US Airways said Thursday that traffic and a key revenue measurement rose sharply in February, allowing the airline to fully cover rising fuel prices.
Company president Scott Kirby said travel demand last month was "exceptionally strong."
Traffic on the nation's fifth-largest airline rose 4.1 percent from a year ago.
US Airways and others have been raising fares to cover higher fuel costs, which account for about one-third of their budgets. Strong demand will give the airlines more power to raise prices.
The airline reported a 10 percent increase last month in passenger revenue per available seat mile.
That's the ratio of revenue to capacity.
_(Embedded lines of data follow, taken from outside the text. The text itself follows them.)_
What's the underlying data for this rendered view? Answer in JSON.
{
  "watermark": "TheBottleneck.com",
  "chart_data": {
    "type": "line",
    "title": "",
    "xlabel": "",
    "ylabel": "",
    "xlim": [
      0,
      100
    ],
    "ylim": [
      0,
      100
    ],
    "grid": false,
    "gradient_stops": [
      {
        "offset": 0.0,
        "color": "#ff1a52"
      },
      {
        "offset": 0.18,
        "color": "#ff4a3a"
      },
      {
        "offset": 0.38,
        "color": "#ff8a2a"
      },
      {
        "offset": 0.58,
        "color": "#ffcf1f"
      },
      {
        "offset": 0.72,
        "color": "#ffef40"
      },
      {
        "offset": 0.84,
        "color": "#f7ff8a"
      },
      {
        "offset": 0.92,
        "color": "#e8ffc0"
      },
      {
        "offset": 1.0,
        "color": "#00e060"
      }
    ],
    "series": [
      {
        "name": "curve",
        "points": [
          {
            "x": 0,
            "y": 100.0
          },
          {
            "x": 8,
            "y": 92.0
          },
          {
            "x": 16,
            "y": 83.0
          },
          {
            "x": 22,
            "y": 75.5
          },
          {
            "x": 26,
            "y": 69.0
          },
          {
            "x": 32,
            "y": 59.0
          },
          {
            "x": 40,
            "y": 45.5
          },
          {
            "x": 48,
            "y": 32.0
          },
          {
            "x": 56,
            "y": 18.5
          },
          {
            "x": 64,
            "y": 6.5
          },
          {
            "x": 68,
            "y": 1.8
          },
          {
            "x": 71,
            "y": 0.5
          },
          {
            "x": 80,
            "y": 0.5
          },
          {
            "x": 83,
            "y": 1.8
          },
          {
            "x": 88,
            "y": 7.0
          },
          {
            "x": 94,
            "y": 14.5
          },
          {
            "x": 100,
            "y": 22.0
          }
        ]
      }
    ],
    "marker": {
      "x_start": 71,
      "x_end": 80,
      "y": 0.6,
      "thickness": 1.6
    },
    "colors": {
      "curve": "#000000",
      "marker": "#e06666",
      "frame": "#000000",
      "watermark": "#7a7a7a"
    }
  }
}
It's a closely watched measure of pricing power in the airline industry, and it's been rising for months at many large carriers, giving them confidence to boost prices several times since December.
Kirby said the strong demand "will be sufficient to fully offset the increase in fuel prices" as of Feb. 28.
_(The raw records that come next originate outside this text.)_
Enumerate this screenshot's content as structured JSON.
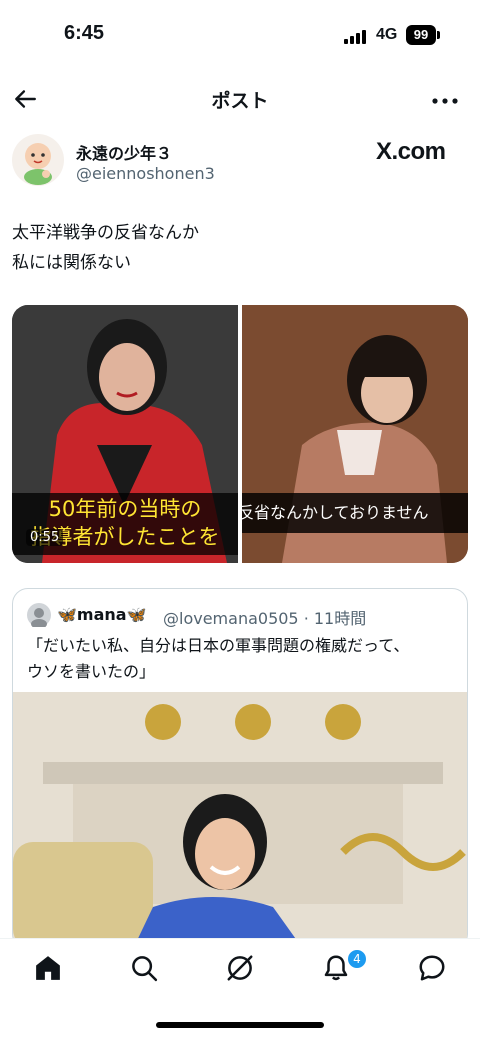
{
  "status_bar": {
    "time": "6:45",
    "network": "4G",
    "battery": "99"
  },
  "header": {
    "title": "ポスト"
  },
  "post": {
    "display_name": "永遠の少年３",
    "handle": "@eiennoshonen3",
    "site_label": "X.com",
    "text": "太平洋戦争の反省なんか\n私には関係ない",
    "media": {
      "left_caption": "50年前の当時の\n指導者がしたことを",
      "right_caption": "反省なんかしておりません",
      "duration": "0:55"
    }
  },
  "quoted_post": {
    "display_name": "🦋mana🦋",
    "handle_time": "@lovemana0505 · 11時間",
    "text": "「だいたい私、自分は日本の軍事問題の権威だって、\nウソを書いたの」"
  },
  "bottom_nav": {
    "items": [
      "home-icon",
      "search-icon",
      "grok-icon",
      "notifications-icon",
      "messages-icon"
    ],
    "notification_badge": "4"
  },
  "colors": {
    "accent": "#1d9bf0",
    "text": "#0f1419",
    "secondary": "#536471",
    "caption_yellow": "#ffe533"
  }
}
US Airways said paying passengers flew 4.01
miles last month, up from 3.85 billion in February 2010.
However, capacity rose even faster than traffic _ up 5.3 percent to 5.22 billion available seat miles, which is one seat flown one mile. Airlines can raise capacity by adding flights or using bigger planes.
With the rapid growth, planes were less full _ 76.8 percent, compared with 77.6 percent a year earlier.
Including regional flights by US Airways Express, traffic rose 4.5 percent and capacity was increased by 5.6 percent. Average occupancy slipped to 76.3 percent from 77.2 percent a year ago.
The airlines are owned by US Airways Group Inc.
Its shares rose 32 cents, or 3.9 percent, to $8.29 on morning trading Thursday.